Can you tell us a little about yourself…
I’m a contemporary jewellery designer and maker, originally from Hampshire but now based in the Jewellery Quarter in Birmingham. I studied at the School of Jewellery here and it’s a place with such a rich history of manufacturing, so it’s an amazing, inspiring place to work. There’s a great community spirit too which is always a good thing when you’re working on your own the majority of the time.
Originally after leaving school, I wanted to study fashion design. It was during my Art Foundation course at college that I realised I actually enjoyed making 3D objects rather than clothes, and jewellery seemed like a good way to combine 3D making with fashion and designing for the body.
My degree was in Jewellery Design & Related Products, so it was very experimental compared to a traditional jewellery or silversmithing course, which I loved. We were taught about lots of different processes and materials which could you could then experiment with to find your own style and way of working. One day you could be making jewellery with food, and the next you’d be working in a group to make the biggest necklace you possibly could!
What attracts you to the themes of geometry, symmetry and patterns?
I’ve always been drawn to strong lines, order, repetitive shapes and bold colour, and I work in a very methodical way which I think lends itself well to these themes too. The materials and processes I use go hand in hand with these starting points as well – laser cutting enables you to achieve really precise, mathematical results, as does scoring and folding metal.
Can you tell us more about the materials and hi-tech processes you use?
At the moment I mostly work with acrylic, which I’ve been experimenting with since I did my Art Foundation course at college. I do most of my design work digitally before laser cutting shapes from sheets of clear acrylic, and then I hand dye the pieces to create different depths of colour and fading effects. I think acrylic can be tough to work with as its such a flat, one dimensional material but I enjoy the challenge of turning it into a 3D object by layering it or slotting it together.
I’ve also used more conventional ‘jewellery’ materials in previous collections, scoring and folding metal to make really sharp, precise forms. My work isn’t particularly conventional though so I would then powder coat the metal in pastel colours to add a twist.
Are you influenced by current fashion trends or pop culture?
Definitely, although a lot of people tend to comment that my work has a very 80s look! I’ve always been into fashion and originally wanted to study fashion design rather than jewellery so I think it’ll always have an influence on my work. I’m really happy about the current trend for bold statement earrings as they are something I love making – my earrings are certainly my best sellers at the moment!
You use lots of bright, pastel shades – what draws you to that colour palette?
I think it has a lot to do with the fact that my designs are very angular and sharp, as I feel that bright pastel colours soften up the overall aesthetic and introduce an element of playfulness. I like the contrast of a going through a very mathematical, methodical design process to make a really fun, tactile necklace in pastel pink.
Can you tell us more about the collection available at The Biscuit Factory?

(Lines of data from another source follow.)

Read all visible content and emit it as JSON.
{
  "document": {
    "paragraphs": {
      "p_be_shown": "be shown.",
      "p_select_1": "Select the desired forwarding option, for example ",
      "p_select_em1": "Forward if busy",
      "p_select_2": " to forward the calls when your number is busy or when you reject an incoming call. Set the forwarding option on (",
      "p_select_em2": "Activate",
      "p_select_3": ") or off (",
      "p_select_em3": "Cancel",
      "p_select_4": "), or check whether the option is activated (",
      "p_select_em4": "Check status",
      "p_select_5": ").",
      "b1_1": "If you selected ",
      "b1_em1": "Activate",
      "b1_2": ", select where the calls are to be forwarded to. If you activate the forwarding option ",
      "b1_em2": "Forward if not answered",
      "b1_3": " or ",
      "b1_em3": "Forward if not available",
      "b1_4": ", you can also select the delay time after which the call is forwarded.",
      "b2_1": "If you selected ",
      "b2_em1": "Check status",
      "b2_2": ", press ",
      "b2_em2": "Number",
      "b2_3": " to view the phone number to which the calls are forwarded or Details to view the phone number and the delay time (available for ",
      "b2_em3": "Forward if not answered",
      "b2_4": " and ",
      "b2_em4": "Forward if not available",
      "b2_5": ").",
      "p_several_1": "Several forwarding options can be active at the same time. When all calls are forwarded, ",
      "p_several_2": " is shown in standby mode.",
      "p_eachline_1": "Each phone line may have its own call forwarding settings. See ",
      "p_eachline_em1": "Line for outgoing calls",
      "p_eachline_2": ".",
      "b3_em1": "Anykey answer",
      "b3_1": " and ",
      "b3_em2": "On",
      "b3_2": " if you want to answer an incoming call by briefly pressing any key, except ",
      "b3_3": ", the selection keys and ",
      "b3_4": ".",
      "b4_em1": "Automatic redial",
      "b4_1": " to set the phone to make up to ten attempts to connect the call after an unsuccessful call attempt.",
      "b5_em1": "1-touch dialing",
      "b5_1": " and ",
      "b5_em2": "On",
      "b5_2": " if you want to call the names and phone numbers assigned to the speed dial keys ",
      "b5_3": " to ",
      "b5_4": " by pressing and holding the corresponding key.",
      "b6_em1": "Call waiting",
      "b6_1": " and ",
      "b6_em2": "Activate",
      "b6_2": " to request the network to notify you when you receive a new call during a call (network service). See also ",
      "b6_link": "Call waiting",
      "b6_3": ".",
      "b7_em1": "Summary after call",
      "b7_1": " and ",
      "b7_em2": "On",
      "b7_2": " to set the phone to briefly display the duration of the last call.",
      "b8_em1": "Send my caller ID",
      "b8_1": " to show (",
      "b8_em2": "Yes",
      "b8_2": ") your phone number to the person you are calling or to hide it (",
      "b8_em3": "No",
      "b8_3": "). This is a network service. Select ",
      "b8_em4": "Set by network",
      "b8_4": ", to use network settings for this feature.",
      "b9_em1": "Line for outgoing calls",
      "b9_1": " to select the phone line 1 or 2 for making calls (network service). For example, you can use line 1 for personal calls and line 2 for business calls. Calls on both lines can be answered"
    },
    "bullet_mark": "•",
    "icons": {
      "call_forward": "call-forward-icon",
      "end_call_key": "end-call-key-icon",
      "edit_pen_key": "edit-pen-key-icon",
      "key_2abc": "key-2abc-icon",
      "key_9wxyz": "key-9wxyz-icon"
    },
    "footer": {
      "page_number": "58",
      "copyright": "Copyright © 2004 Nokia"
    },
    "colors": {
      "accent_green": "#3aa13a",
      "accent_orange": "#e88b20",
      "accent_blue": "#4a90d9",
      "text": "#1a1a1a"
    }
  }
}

My work that is currently available at The Biscuit Factory is a mixture of two collections, Terrarium and Ombre.
Terrarium is a continuation of my final degree collection, and it draws inspiration from succulent plants and the structures of glasshouses. These pieces are made by scoring and folding hand pierced copper sheet which is then powder coated to add a pop of colour. Laser cut acetate which has been printed with photographic images is then layered on top of the metal which gives the pieces a tactile nature.
The Ombre collection is more pared back and wearable, consisting of a variety of earrings in simple geometric shapes. They are made of laser cut acrylic which I have hand dyed to give a unique dip dye effect – these are lovely to wear as they’re fun and colourful yet super lightweight.

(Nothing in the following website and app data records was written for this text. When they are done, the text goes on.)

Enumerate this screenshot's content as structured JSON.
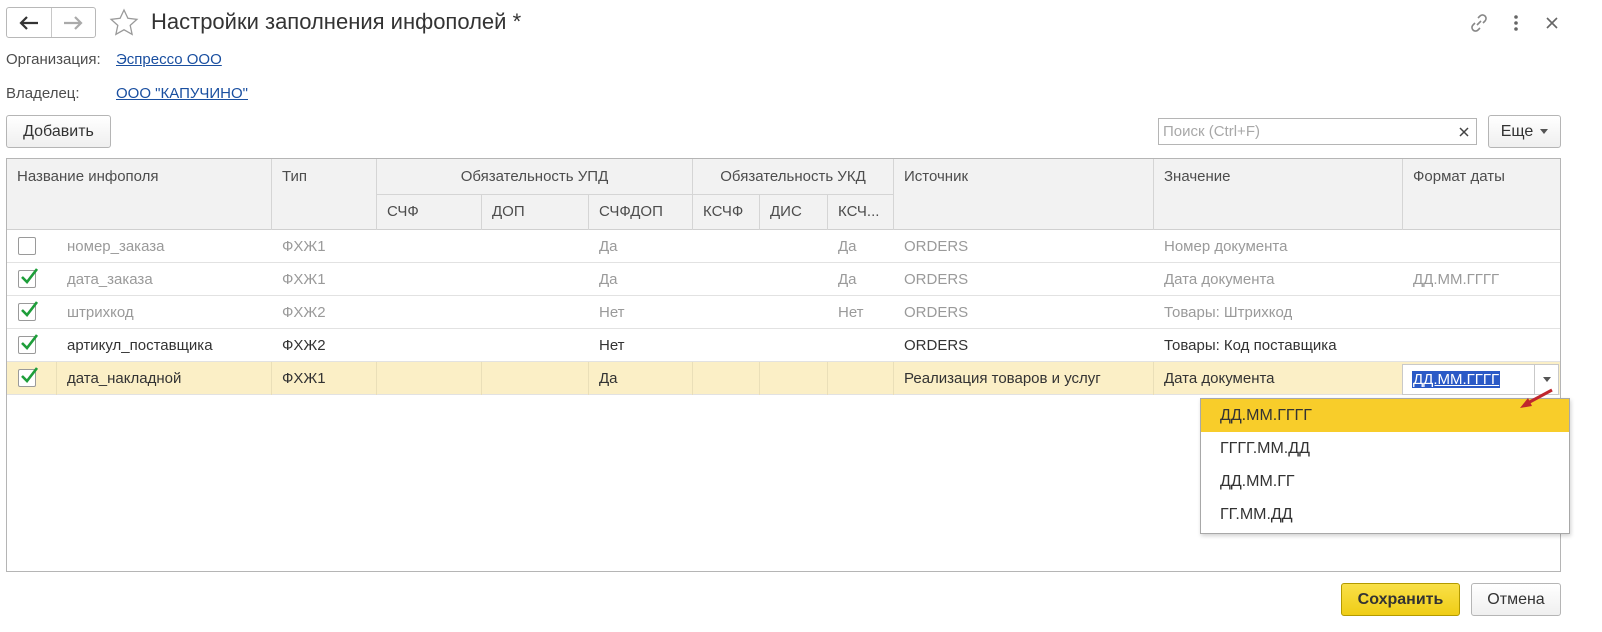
{
  "window": {
    "title": "Настройки заполнения инфополей *",
    "icons": {
      "back": "arrow-left-icon",
      "forward": "arrow-right-icon",
      "favorite": "star-icon",
      "link": "link-icon",
      "more": "more-vertical-icon",
      "close": "close-icon"
    }
  },
  "fields": {
    "organization": {
      "label": "Организация:",
      "value": "Эспрессо ООО"
    },
    "owner": {
      "label": "Владелец:",
      "value": "ООО \"КАПУЧИНО\""
    }
  },
  "toolbar": {
    "add_label": "Добавить",
    "search_placeholder": "Поиск (Ctrl+F)",
    "search_value": "",
    "more_label": "Еще"
  },
  "table": {
    "headers": {
      "name": "Название инфополя",
      "type": "Тип",
      "upd_group": "Обязательность УПД",
      "ukd_group": "Обязательность УКД",
      "source": "Источник",
      "value": "Значение",
      "date_format": "Формат даты",
      "sf": "СЧФ",
      "dop": "ДОП",
      "sfdop": "СЧФДОП",
      "ksf": "КСЧФ",
      "dis": "ДИС",
      "ksfdis": "КСЧ..."
    },
    "rows": [
      {
        "checked": false,
        "name": "номер_заказа",
        "type": "ФХЖ1",
        "sf": "",
        "dop": "",
        "sfdop": "Да",
        "ksf": "",
        "dis": "",
        "ksfdis": "Да",
        "source": "ORDERS",
        "value": "Номер документа",
        "date_format": ""
      },
      {
        "checked": true,
        "name": "дата_заказа",
        "type": "ФХЖ1",
        "sf": "",
        "dop": "",
        "sfdop": "Да",
        "ksf": "",
        "dis": "",
        "ksfdis": "Да",
        "source": "ORDERS",
        "value": "Дата документа",
        "date_format": "ДД.ММ.ГГГГ"
      },
      {
        "checked": true,
        "name": "штрихкод",
        "type": "ФХЖ2",
        "sf": "",
        "dop": "",
        "sfdop": "Нет",
        "ksf": "",
        "dis": "",
        "ksfdis": "Нет",
        "source": "ORDERS",
        "value": "Товары: Штрихкод",
        "date_format": ""
      },
      {
        "checked": true,
        "name": "артикул_поставщика",
        "type": "ФХЖ2",
        "sf": "",
        "dop": "",
        "sfdop": "Нет",
        "ksf": "",
        "dis": "",
        "ksfdis": "",
        "source": "ORDERS",
        "value": "Товары: Код поставщика",
        "date_format": ""
      },
      {
        "checked": true,
        "name": "дата_накладной",
        "type": "ФХЖ1",
        "sf": "",
        "dop": "",
        "sfdop": "Да",
        "ksf": "",
        "dis": "",
        "ksfdis": "",
        "source": "Реализация товаров и услуг",
        "value": "Дата документа",
        "date_format": "ДД.ММ.ГГГГ"
      }
    ],
    "editor_value": "ДД.ММ.ГГГГ"
  },
  "date_format_options": [
    "ДД.ММ.ГГГГ",
    "ГГГГ.ММ.ДД",
    "ДД.ММ.ГГ",
    "ГГ.ММ.ДД"
  ],
  "footer": {
    "save_label": "Сохранить",
    "cancel_label": "Отмена"
  },
  "colors": {
    "accent_yellow": "#f8cd2a",
    "selected_row": "#fbefc6",
    "link": "#1a4fa0",
    "selection": "#2a59c6",
    "check_green": "#1e9e3a"
  }
}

What do you love most about being a jewellery designer?
As cliche as it is, I love seeing people wearing my designs. There can be a long process of going backwards and forwards between designing and making before a piece is finished, so it’s like the ultimate stamp of approval when someone else loves the end result enough to make it a part of their outfit.
If you could create jewellery for any person – who would that be and what style of jewellery would they wear?
It has to be Bjork! She’s worn some incredible experimental outfits and accessories over the years. It would have to be some kind of huge colourful statement collar with lots of layers and detail, I think.
What’s been your career highlight?
I’ve had a lot of really exciting opportunities over the past year or so, but I think getting chosen to exhibit within One Year In at New Designers this year was a definite highlight. I spoke to so many interesting people and it has opened up further opportunities too which I’m really excited about.
What are your ambitions for the future?
Ultimately, I’d love for my jewellery to be stocked and exhibited in other countries. I’ve also just launched another business, Slice Laser Studio, to provide laser cutting services for other small businesses and individuals as it’s something I struggled to find locally after I left university.
Encapsulate your jewellery designs in three words…
Colourful, mathematical and bold.
Abbie Gaiger’s jewellery collection is currently available to buy from The Biscuit Factory in Newcastle – shop the collection online at www.thebiscuitfactory.com. For more information about Abbie’s work, visit www.abbiegaiger.com